### WORK INSTRUCTIONS
Return every line from the records below with the string "チェックした配送方法".

### INFORMATION SHOWN
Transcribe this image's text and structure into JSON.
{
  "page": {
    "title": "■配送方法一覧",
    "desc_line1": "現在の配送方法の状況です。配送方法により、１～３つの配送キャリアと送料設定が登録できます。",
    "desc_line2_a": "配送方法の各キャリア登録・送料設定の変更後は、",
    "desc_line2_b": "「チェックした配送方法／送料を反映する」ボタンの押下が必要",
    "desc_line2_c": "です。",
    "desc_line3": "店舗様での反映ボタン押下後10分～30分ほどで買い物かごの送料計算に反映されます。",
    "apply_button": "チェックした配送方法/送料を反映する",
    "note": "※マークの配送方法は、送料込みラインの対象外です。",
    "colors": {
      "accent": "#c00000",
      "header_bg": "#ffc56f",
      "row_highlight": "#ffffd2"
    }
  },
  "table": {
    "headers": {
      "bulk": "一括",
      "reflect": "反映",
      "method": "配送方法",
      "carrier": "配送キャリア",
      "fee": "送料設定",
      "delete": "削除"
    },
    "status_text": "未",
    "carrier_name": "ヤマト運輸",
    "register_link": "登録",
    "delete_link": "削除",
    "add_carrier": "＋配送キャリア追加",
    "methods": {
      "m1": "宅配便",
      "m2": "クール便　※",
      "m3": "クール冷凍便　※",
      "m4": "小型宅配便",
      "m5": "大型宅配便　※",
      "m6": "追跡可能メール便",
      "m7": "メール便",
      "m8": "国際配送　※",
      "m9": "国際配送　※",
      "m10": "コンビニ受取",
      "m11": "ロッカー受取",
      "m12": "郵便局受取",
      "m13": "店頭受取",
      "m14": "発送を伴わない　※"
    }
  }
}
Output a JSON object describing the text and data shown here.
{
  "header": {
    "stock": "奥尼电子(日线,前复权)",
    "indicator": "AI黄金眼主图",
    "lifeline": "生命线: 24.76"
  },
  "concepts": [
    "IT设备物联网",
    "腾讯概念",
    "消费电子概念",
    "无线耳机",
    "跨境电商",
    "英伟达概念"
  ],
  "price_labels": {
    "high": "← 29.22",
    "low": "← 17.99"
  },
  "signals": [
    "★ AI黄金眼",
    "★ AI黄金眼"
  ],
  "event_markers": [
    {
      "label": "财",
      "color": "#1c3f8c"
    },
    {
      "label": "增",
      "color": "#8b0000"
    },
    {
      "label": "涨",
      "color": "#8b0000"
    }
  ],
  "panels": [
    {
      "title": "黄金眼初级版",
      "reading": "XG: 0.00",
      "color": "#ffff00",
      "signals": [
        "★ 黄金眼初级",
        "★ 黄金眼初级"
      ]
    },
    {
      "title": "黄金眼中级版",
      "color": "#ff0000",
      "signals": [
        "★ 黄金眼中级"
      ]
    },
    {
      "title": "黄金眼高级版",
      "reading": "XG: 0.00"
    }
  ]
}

### FINAL ANSWER
    "desc_line2_b": "「チェックした配送方法／送料を反映する」ボタンの押下が必要",
    "apply_button": "チェックした配送方法/送料を反映する",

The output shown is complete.